The LandSat 5, an Earth imaging satellite that’s been orbiting for nearly 30 years, will be back on the ground within the next two months, according to a U.S. Geological Survey press release.
The satellite outlived its expected lifespan of five years with the help from USGS and NASA technicians and engineers, who maintained and repaired the satellite while it was in space. A gyroscope failure on the satellite was the final blow that forced decommission.
Landsat 5 helped scientists observe land areas for research and studies. The satellite photographed many historic environmental events including the Chernobyl disaster and the Mount Saint Helens eruption.
LandSat 8 will be launched by NASA in February.

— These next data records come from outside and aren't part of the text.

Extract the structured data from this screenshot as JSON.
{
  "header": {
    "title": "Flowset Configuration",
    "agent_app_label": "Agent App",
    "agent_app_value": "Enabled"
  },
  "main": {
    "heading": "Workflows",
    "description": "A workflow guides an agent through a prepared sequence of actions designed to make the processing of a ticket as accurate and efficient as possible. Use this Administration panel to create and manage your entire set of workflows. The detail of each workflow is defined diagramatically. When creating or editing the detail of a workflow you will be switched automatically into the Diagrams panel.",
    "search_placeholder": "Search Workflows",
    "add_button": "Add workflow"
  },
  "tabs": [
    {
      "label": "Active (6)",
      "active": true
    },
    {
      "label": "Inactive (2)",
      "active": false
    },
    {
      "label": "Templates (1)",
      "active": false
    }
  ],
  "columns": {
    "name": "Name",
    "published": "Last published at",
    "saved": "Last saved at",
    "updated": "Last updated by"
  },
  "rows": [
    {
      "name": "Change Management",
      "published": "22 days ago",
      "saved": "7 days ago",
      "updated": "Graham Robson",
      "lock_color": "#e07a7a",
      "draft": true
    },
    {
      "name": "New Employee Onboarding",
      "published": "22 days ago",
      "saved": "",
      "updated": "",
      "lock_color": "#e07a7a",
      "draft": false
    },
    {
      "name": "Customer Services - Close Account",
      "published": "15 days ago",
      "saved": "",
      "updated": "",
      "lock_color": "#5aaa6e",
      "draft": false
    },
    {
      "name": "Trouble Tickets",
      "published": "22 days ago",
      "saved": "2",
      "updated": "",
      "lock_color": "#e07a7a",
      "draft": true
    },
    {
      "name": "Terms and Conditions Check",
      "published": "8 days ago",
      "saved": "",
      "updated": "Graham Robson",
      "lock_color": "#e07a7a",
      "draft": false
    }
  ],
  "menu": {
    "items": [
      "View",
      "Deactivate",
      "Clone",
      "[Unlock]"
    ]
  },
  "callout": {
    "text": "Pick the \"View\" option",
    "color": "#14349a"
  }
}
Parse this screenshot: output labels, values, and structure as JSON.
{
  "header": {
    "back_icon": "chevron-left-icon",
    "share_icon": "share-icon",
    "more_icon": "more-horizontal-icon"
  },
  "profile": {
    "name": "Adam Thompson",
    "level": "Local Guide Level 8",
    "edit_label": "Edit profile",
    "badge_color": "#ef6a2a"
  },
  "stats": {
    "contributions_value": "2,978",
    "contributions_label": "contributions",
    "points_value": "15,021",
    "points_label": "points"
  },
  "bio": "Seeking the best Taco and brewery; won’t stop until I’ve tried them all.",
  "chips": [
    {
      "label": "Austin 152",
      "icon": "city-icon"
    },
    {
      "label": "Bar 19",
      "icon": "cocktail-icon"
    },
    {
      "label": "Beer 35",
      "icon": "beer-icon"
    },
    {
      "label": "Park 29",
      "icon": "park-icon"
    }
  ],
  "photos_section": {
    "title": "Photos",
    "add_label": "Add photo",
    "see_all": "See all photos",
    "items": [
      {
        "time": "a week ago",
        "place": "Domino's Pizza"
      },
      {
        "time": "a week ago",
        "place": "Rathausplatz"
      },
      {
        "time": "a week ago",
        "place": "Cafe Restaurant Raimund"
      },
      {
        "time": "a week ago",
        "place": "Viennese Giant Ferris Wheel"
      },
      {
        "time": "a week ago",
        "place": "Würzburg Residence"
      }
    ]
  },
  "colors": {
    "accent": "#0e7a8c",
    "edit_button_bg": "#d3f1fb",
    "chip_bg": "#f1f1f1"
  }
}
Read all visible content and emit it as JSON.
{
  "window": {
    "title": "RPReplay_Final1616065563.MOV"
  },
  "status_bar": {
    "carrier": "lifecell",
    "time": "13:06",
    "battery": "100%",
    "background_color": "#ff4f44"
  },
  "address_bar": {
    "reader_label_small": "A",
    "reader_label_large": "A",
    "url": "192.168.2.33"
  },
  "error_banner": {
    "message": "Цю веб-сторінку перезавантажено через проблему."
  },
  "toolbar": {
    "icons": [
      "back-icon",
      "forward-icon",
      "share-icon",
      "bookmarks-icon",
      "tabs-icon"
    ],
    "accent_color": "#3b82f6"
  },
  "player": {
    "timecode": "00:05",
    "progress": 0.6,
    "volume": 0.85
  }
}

Image: This natural-color Landsat 5 time series shows the progression of deforestation in Rondonia, Brazil, from 1986 to 2006. (Credit: NASA/USGS)